Exercise instructions = Report every line of the data that includes "username".

Data records =

####

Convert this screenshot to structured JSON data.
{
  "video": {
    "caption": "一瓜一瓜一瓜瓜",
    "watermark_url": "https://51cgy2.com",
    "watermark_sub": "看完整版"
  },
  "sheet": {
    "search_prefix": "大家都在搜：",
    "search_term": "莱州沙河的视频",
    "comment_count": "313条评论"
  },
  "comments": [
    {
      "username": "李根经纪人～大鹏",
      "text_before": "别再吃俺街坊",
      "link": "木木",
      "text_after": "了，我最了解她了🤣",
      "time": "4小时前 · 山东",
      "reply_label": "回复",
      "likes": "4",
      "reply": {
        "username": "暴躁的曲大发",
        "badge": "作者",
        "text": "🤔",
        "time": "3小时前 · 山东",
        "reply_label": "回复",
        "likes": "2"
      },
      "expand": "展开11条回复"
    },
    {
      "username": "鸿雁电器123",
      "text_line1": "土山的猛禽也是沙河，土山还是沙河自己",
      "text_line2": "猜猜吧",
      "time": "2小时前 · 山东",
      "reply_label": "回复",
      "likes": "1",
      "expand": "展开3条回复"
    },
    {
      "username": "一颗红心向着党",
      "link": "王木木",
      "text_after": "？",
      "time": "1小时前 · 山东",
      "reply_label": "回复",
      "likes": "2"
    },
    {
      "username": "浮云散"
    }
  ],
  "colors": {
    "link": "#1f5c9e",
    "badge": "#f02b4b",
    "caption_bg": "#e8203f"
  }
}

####

Expected answer =
      "username": "李根经纪人～大鹏",
        "username": "暴躁的曲大发",
      "username": "鸿雁电器123",
      "username": "一颗红心向着党",
      "username": "浮云散"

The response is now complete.